Instructions for the task:
Report each line from the records where the string "Sohbet" turns up.

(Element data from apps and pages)
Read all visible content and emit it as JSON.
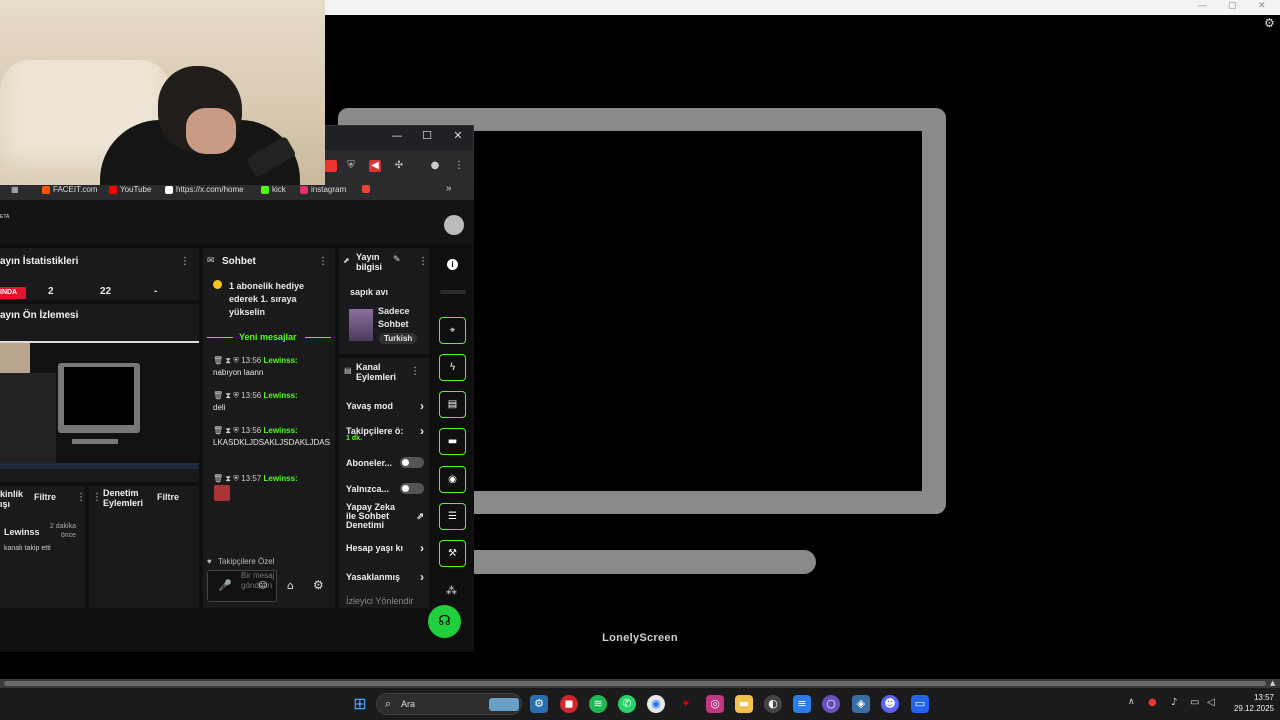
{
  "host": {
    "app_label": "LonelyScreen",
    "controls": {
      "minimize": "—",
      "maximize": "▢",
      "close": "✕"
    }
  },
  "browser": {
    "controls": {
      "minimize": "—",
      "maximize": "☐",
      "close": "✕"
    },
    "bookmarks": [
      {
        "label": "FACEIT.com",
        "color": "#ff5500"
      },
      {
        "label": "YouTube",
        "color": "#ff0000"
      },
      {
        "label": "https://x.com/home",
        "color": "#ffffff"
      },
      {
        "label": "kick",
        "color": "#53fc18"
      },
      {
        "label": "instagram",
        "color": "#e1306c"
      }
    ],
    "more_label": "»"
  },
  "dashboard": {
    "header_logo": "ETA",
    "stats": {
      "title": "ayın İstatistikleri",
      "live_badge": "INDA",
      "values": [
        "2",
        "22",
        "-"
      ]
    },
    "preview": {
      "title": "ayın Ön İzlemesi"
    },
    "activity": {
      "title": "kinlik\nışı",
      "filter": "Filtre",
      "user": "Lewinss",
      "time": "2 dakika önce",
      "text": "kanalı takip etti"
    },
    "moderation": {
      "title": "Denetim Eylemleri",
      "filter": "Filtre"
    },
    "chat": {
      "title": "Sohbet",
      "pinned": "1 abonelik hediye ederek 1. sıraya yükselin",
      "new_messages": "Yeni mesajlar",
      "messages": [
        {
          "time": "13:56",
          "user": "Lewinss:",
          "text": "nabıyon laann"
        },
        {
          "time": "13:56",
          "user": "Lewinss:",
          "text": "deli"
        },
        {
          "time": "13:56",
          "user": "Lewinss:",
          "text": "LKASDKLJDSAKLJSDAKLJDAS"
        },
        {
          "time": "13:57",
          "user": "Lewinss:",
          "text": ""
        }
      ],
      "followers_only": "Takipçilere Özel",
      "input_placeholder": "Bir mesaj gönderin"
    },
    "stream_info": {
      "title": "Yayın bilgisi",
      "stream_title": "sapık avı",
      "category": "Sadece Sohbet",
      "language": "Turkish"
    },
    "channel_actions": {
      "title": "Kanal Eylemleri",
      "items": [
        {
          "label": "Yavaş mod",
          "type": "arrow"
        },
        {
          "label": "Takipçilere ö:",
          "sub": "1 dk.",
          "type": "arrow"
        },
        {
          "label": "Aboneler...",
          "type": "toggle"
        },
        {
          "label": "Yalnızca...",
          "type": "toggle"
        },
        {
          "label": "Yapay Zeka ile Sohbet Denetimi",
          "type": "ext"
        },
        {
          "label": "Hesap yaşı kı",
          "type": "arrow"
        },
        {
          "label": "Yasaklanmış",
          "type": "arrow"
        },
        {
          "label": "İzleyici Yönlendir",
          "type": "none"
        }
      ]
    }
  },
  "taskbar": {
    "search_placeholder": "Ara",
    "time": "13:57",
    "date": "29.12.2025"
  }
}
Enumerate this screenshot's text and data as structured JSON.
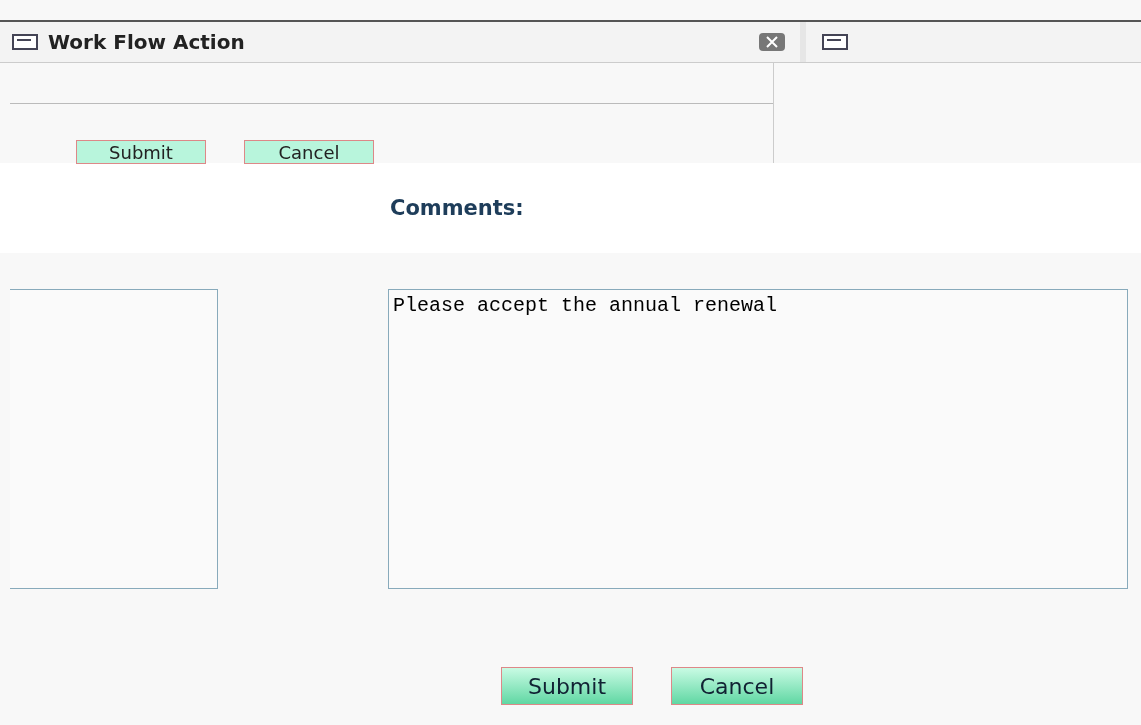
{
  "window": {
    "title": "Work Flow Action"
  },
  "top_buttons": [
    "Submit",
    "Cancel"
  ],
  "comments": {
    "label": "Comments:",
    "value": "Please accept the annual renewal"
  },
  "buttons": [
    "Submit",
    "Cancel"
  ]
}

Finished task:
      "title": "Sohbet",
      "category": "Sadece Sohbet",
          "label": "Yapay Zeka ile Sohbet Denetimi",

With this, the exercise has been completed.